As proof of concept, I would not even have to look elsewhere but EVE itself. Places where PvP is subject to limiting factors tend to generate much less objection to ship performance. In wormhole space the limiting factor is mass. In lowsec it is the Factional Warfare plexes and the lack of bubbles and bombs. In highsec it is the aggression mechanics and the war-declaration system. In all those areas there are problems with finding satisfying PvP engagements, but none of them seem to result in a PvP population that is constantly calling for ship nerfs. In nullsec, there are no limits enforced by game mechanics and thus players develop their strategic fleets to a point where they become a limiting factor in themselves.

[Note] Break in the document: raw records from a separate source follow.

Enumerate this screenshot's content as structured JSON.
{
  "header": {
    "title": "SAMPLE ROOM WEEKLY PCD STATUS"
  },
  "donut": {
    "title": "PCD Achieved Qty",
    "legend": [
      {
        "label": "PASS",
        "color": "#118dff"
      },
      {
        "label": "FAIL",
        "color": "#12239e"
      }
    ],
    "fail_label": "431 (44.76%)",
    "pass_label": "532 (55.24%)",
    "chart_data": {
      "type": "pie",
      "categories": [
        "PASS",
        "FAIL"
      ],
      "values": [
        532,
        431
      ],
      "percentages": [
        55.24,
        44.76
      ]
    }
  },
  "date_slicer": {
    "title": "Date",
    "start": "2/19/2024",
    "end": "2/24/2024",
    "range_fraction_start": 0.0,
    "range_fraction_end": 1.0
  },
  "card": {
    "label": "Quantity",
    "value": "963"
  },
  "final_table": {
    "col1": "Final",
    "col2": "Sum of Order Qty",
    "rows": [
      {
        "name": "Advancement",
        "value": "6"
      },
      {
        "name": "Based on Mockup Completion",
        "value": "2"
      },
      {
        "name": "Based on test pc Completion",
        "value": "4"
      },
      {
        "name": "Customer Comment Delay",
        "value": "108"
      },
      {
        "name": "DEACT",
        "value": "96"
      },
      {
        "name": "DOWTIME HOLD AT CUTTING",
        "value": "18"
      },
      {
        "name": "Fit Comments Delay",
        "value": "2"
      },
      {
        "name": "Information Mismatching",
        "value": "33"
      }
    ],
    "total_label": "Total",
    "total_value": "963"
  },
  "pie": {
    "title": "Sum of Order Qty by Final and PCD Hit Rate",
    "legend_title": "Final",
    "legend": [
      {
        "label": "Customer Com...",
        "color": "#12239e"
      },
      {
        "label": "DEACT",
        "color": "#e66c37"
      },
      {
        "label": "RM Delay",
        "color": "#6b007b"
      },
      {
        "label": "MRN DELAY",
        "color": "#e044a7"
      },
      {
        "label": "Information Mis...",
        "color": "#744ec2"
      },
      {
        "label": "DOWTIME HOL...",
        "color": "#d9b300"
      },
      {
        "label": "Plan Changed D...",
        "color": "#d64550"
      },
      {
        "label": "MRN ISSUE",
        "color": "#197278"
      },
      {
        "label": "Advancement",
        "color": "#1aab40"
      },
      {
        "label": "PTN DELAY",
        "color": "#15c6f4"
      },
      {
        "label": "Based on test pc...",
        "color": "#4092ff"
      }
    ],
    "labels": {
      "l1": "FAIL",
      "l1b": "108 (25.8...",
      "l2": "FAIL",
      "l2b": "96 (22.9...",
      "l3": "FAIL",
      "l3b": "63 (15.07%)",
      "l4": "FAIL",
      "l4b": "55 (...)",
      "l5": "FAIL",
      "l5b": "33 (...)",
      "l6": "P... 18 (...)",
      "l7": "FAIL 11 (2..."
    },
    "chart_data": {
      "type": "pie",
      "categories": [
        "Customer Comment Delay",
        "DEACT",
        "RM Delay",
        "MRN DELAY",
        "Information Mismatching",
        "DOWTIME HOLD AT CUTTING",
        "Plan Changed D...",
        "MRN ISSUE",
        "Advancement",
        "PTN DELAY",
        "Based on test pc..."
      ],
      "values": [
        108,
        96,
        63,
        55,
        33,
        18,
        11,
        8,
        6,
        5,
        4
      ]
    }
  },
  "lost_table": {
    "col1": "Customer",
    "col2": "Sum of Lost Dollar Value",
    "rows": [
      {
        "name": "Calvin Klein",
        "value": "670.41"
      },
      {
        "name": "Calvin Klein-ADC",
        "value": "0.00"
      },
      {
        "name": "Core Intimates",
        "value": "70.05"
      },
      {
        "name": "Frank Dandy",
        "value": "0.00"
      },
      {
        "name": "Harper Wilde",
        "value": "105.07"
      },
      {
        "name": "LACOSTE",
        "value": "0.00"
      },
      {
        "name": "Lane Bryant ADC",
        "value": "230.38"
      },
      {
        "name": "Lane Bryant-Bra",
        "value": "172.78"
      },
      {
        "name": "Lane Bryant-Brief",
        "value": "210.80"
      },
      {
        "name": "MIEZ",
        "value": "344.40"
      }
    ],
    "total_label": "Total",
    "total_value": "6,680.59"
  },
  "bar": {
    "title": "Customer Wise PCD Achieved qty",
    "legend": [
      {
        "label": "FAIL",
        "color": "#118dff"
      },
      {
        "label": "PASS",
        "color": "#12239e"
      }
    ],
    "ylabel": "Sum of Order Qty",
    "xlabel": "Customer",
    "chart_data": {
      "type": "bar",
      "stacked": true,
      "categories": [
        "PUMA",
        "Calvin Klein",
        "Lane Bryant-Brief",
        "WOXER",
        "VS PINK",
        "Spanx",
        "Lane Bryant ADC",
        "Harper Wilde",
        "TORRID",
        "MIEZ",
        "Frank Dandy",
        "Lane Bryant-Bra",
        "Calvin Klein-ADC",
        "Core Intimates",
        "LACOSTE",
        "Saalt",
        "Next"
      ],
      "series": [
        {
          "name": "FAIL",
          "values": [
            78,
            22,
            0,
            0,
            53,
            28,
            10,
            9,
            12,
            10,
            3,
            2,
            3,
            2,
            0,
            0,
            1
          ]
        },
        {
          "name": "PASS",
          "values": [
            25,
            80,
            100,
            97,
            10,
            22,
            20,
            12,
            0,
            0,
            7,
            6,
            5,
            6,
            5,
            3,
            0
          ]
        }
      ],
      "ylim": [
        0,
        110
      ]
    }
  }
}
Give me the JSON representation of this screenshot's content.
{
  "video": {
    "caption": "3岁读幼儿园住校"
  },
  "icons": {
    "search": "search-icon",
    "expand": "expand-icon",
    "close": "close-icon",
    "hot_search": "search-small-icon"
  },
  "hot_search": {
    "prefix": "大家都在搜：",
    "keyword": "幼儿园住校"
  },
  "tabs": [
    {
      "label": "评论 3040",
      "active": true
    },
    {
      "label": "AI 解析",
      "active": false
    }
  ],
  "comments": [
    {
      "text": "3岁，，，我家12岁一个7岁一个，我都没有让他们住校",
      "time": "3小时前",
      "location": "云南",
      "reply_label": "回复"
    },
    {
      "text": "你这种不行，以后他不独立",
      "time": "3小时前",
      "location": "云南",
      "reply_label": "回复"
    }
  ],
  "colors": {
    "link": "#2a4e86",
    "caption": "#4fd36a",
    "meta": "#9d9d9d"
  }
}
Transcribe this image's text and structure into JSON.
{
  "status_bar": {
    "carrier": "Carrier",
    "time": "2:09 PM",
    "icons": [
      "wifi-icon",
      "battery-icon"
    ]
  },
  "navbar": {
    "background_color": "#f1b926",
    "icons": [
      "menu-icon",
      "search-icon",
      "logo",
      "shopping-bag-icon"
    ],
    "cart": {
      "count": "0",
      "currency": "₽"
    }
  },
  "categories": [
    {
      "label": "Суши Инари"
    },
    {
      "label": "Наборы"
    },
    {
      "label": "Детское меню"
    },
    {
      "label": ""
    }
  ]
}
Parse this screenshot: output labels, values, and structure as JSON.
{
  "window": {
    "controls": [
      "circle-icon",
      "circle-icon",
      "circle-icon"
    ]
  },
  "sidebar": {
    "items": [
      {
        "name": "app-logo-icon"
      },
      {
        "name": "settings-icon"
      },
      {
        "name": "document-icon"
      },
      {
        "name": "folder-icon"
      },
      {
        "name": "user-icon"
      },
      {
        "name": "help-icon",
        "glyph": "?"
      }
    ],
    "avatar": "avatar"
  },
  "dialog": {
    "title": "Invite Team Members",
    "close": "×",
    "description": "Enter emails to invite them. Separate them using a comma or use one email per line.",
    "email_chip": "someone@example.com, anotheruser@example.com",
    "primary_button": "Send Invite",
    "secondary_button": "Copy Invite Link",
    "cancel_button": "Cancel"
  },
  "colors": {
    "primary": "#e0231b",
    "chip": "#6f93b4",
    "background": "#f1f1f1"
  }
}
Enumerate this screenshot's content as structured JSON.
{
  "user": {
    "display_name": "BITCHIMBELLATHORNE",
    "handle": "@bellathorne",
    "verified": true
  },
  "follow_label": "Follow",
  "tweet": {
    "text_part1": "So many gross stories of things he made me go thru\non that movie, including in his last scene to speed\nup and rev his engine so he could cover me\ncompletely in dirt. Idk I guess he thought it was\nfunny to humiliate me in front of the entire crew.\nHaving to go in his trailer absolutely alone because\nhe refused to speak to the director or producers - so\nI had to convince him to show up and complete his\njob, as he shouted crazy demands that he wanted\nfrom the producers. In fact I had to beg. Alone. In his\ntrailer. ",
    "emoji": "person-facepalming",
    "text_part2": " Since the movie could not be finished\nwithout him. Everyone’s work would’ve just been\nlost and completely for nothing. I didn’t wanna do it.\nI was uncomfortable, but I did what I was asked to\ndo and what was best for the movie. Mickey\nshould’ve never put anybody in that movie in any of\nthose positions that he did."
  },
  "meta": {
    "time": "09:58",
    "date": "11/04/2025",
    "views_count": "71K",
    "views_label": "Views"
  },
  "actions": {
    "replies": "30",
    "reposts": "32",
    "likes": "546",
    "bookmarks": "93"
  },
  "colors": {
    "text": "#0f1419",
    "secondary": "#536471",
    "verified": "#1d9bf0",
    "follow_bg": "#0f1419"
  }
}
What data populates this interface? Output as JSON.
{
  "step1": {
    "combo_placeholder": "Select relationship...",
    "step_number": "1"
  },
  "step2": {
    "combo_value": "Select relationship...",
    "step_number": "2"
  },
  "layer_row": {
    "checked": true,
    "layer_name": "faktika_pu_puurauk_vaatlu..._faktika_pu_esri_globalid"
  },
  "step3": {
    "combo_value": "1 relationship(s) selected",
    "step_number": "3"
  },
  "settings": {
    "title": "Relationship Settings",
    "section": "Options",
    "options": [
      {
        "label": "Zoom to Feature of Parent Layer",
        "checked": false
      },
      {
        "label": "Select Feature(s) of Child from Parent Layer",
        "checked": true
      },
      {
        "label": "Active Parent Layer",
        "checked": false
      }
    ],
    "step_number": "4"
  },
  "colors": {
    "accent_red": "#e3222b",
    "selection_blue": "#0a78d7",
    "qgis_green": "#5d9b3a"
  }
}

Instead of complaining that some ship is overpowered, the players of nullsec will have to take on board that their own organisational structure and fleet tactics are a major contributor in the creation of a small number of effective doctrines. Wormhole players for example, have long accepted that their fighting environment compels them to use certain ship types over others. They do not complain about it, but rather enjoy their signature PvP meta. Most importantly, I would implore CCP to remain continuously mindful of who they are listening to. Nobody in their right mind would consider nerfing Catalysts despite the endless stream of complaints by highsec players that they are too effective at suicide ganking. The same sober approach should be applied elsewhere as well. In the end, it is also much more rewarding for the players themselves if they come up with their own solutions, rather than being granted their wishes and become like spoiled children.
Tags: balancing, doctrine, nullsec, pvp, tarek
Former nullsec spy (no not under that name of course) and current failure at lowsec solo PVP, Tarek spends his time not logging in to the game as much as he keeps thinking about its social and metagame nature and sharing some of those thoughts with the CZ readers.